*Activity*: I would like the listing below retyped exactly, line by line.

- Opening Delimiter -

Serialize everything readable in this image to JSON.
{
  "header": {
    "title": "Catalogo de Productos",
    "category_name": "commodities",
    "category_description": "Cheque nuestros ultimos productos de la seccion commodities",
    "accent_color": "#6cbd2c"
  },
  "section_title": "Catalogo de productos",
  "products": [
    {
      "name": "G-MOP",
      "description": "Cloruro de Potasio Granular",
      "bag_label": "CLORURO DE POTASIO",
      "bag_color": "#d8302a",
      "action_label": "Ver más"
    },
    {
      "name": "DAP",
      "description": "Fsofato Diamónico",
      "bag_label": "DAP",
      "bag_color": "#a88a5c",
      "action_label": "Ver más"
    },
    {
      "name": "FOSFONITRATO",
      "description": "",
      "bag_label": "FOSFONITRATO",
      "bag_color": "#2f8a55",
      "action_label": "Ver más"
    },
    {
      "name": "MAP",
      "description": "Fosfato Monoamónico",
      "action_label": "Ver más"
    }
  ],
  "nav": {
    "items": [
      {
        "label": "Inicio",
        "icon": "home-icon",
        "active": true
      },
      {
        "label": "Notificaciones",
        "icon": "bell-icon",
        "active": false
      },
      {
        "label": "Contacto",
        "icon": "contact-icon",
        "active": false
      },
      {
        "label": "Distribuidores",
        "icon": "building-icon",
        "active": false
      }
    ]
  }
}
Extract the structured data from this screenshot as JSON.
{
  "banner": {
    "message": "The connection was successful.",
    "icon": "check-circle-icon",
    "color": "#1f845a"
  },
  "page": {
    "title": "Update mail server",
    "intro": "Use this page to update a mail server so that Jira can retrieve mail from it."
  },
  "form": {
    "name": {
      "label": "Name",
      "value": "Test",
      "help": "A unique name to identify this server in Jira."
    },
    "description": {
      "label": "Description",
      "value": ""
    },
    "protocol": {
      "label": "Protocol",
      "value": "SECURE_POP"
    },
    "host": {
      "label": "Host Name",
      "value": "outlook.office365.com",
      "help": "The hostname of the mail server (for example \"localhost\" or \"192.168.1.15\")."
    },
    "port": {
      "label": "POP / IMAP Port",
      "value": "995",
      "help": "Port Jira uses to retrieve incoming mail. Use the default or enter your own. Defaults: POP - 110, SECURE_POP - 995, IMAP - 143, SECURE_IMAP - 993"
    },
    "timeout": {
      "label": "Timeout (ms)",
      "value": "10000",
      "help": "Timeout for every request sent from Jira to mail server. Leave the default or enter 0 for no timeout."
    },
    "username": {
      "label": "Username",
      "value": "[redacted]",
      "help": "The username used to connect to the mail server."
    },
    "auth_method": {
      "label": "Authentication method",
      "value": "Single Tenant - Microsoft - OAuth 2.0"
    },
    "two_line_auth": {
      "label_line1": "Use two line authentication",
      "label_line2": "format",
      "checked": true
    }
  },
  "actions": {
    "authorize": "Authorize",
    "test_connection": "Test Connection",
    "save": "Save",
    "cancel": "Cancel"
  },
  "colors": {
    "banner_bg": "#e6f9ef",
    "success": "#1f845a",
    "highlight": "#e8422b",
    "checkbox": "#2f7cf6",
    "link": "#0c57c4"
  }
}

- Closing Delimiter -

*Your solution*:
Serialize everything readable in this image to JSON.
{
  "header": {
    "title": "Catalogo de Productos",
    "category_name": "commodities",
    "category_description": "Cheque nuestros ultimos productos de la seccion commodities",
    "accent_color": "#6cbd2c"
  },
  "section_title": "Catalogo de productos",
  "products": [
    {
      "name": "G-MOP",
      "description": "Cloruro de Potasio Granular",
      "bag_label": "CLORURO DE POTASIO",
      "bag_color": "#d8302a",
      "action_label": "Ver más"
    },
    {
      "name": "DAP",
      "description": "Fsofato Diamónico",
      "bag_label": "DAP",
      "bag_color": "#a88a5c",
      "action_label": "Ver más"
    },
    {
      "name": "FOSFONITRATO",
      "description": "",
      "bag_label": "FOSFONITRATO",
      "bag_color": "#2f8a55",
      "action_label": "Ver más"
    },
    {
      "name": "MAP",
      "description": "Fosfato Monoamónico",
      "action_label": "Ver más"
    }
  ],
  "nav": {
    "items": [
      {
        "label": "Inicio",
        "icon": "home-icon",
        "active": true
      },
      {
        "label": "Notificaciones",
        "icon": "bell-icon",
        "active": false
      },
      {
        "label": "Contacto",
        "icon": "contact-icon",
        "active": false
      },
      {
        "label": "Distribuidores",
        "icon": "building-icon",
        "active": false
      }
    ]
  }
}
Extract the structured data from this screenshot as JSON.
{
  "banner": {
    "message": "The connection was successful.",
    "icon": "check-circle-icon",
    "color": "#1f845a"
  },
  "page": {
    "title": "Update mail server",
    "intro": "Use this page to update a mail server so that Jira can retrieve mail from it."
  },
  "form": {
    "name": {
      "label": "Name",
      "value": "Test",
      "help": "A unique name to identify this server in Jira."
    },
    "description": {
      "label": "Description",
      "value": ""
    },
    "protocol": {
      "label": "Protocol",
      "value": "SECURE_POP"
    },
    "host": {
      "label": "Host Name",
      "value": "outlook.office365.com",
      "help": "The hostname of the mail server (for example \"localhost\" or \"192.168.1.15\")."
    },
    "port": {
      "label": "POP / IMAP Port",
      "value": "995",
      "help": "Port Jira uses to retrieve incoming mail. Use the default or enter your own. Defaults: POP - 110, SECURE_POP - 995, IMAP - 143, SECURE_IMAP - 993"
    },
    "timeout": {
      "label": "Timeout (ms)",
      "value": "10000",
      "help": "Timeout for every request sent from Jira to mail server. Leave the default or enter 0 for no timeout."
    },
    "username": {
      "label": "Username",
      "value": "[redacted]",
      "help": "The username used to connect to the mail server."
    },
    "auth_method": {
      "label": "Authentication method",
      "value": "Single Tenant - Microsoft - OAuth 2.0"
    },
    "two_line_auth": {
      "label_line1": "Use two line authentication",
      "label_line2": "format",
      "checked": true
    }
  },
  "actions": {
    "authorize": "Authorize",
    "test_connection": "Test Connection",
    "save": "Save",
    "cancel": "Cancel"
  },
  "colors": {
    "banner_bg": "#e6f9ef",
    "success": "#1f845a",
    "highlight": "#e8422b",
    "checkbox": "#2f7cf6",
    "link": "#0c57c4"
  }
}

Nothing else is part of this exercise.